On Mercer Island, students are used to living in a community where everyone knows everyone else, but we cannot forget that there are individuals who remind them of a bigger world, and are reminded in turn as well. Enter: the international students!
Each year Islanders are accompanied by new students from countries across the globe, from South America to Europe and beyond.
These students have come from far and wide to expand their academic horizons in a new environment, often to master English. Cristobal Langlois and Matias Fleischmann, from Santiago, Chilé, as well as Emma Garnier, from France, are among these new additions to MI.
Langlois and Fleischmann, two Spanish-speaking freshmen, arrived in the United States in September and both love Mercer Island, especially the abundance of trees and nature, and the kindness of their peers and teachers.

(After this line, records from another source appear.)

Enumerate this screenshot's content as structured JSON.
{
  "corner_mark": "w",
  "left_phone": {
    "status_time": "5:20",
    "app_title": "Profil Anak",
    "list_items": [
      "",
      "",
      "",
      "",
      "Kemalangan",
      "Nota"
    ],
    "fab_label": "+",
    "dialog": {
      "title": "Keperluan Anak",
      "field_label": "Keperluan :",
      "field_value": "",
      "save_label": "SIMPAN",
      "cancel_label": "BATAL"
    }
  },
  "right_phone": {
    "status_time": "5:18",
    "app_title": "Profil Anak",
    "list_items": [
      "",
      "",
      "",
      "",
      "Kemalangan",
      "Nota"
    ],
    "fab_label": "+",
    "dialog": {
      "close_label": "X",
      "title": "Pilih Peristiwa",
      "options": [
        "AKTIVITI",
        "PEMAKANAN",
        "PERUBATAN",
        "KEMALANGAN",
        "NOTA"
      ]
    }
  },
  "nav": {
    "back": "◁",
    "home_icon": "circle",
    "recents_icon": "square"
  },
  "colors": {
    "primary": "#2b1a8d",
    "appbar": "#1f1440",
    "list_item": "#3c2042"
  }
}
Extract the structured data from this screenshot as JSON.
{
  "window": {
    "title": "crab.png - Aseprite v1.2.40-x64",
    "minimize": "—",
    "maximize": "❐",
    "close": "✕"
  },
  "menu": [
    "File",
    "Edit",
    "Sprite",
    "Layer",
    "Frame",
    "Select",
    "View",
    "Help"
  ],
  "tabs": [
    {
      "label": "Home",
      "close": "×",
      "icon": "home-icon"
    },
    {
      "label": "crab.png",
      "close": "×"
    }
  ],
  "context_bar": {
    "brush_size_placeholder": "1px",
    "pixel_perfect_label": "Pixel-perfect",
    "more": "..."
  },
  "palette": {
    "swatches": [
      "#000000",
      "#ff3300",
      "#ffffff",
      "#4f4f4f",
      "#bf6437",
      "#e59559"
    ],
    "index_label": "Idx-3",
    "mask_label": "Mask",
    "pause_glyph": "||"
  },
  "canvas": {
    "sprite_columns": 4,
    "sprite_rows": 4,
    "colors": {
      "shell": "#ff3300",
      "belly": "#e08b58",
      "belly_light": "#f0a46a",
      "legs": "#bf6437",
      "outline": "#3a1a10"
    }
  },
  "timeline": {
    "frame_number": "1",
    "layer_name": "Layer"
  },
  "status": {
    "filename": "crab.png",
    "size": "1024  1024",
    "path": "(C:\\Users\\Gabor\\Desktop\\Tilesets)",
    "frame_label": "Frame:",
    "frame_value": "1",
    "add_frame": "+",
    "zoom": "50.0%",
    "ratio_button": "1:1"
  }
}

In fact, according to Fleischmann, the island is “really similar” to their hometown, much to his delight.
Emma Garnier arrived in America in October, and said that she has been wowed by the environment on the island similarly to Langlois and Fleischmann.
“It’s very different [on Mercer Island]: everything is bigger, and there are so many trees,” Garnier said. “It’s very beautiful.”
Ultimately, all agree that Mercer Island is welcoming.
“All my good friends are in Chile, so it’s hard to adjust, but everyone here has been friendly,” Fleischmann said.
“I think the culture [of America] is different from France, but it’s not a really big difference; we’re all the same,” said Garnier.
Langlois said he would love to return to the U.S. as an adult to live and work here one day with his advanced English speaking abilities.
For Fleischmann, an avid golfer, the opportunities for international tournaments in the United States greatly influenced his decision to learn English and join the international program at MIHS.
“In Chile, [English] is not so useful, but when you grow up it’s useful for professional sports or other [careers],” Fleischmann said.
Garnier had similar motivations that influenced her decision to come to the U.S.
“It was [mostly] to improve my English and experience a different culture,” Garnier said.
“I would like to be a surgeon in a poor country, so it will be useful to communicate with other English users,” Garnier said.
The international program serves the purpose of connecting Mercer Island students with those from other cultures and vice versa. It also opens doors to these students to use their newly acquired skills to take an occupational path that may or may not have been as easy to choose before coming to America.